▶ **About this task**: Return each line of the listing that contains the string "pour".

[[ Record extracts, beginning ]]

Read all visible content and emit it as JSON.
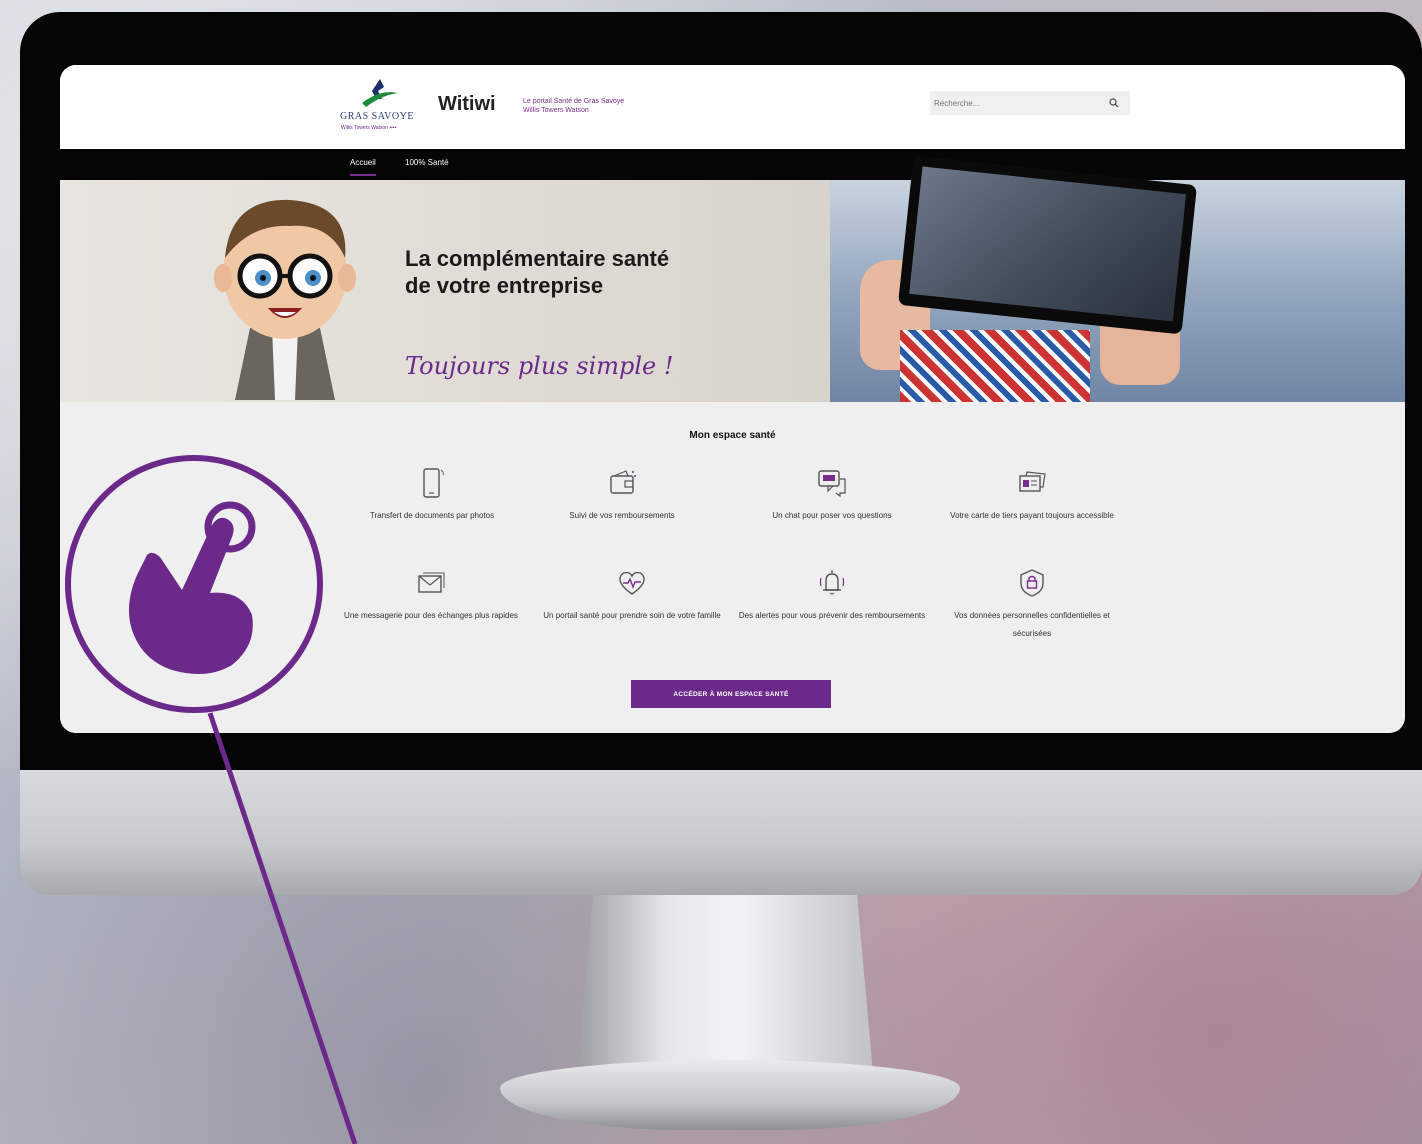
{
  "header": {
    "logo_name": "GRAS SAVOYE",
    "logo_sub": "Willis Towers Watson ••••",
    "brand": "Witiwi",
    "tagline_line1": "Le portail Santé de Gras Savoye",
    "tagline_line2": "Willis Towers Watson",
    "search_placeholder": "Recherche..."
  },
  "nav": {
    "items": [
      {
        "label": "Accueil",
        "active": true
      },
      {
        "label": "100% Santé",
        "active": false
      }
    ]
  },
  "hero": {
    "title_line1": "La complémentaire santé",
    "title_line2": "de votre entreprise",
    "slogan": "Toujours plus simple !"
  },
  "features": {
    "title": "Mon espace santé",
    "items": [
      {
        "icon": "smartphone-icon",
        "label": "Transfert de documents par photos"
      },
      {
        "icon": "wallet-icon",
        "label": "Suivi de vos remboursements"
      },
      {
        "icon": "chat-icon",
        "label": "Un chat pour poser vos questions"
      },
      {
        "icon": "card-icon",
        "label": "Votre carte de tiers payant toujours accessible"
      },
      {
        "icon": "envelope-icon",
        "label": "Une messagerie pour des échanges plus rapides"
      },
      {
        "icon": "heart-pulse-icon",
        "label": "Un portail santé pour prendre soin de votre famille"
      },
      {
        "icon": "bell-icon",
        "label": "Des alertes pour vous prévenir des remboursements"
      },
      {
        "icon": "shield-lock-icon",
        "label": "Vos données personnelles confidentielles et sécurisées"
      }
    ],
    "cta_label": "ACCÉDER À MON ESPACE SANTÉ"
  },
  "colors": {
    "accent": "#6b2a8a",
    "nav_bg": "#050505",
    "feature_bg": "#efefef"
  }
}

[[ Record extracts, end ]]

▶ **Reply**:
        "label": "Un chat pour poser vos questions"
        "label": "Une messagerie pour des échanges plus rapides"
        "label": "Un portail santé pour prendre soin de votre famille"
        "label": "Des alertes pour vous prévenir des remboursements"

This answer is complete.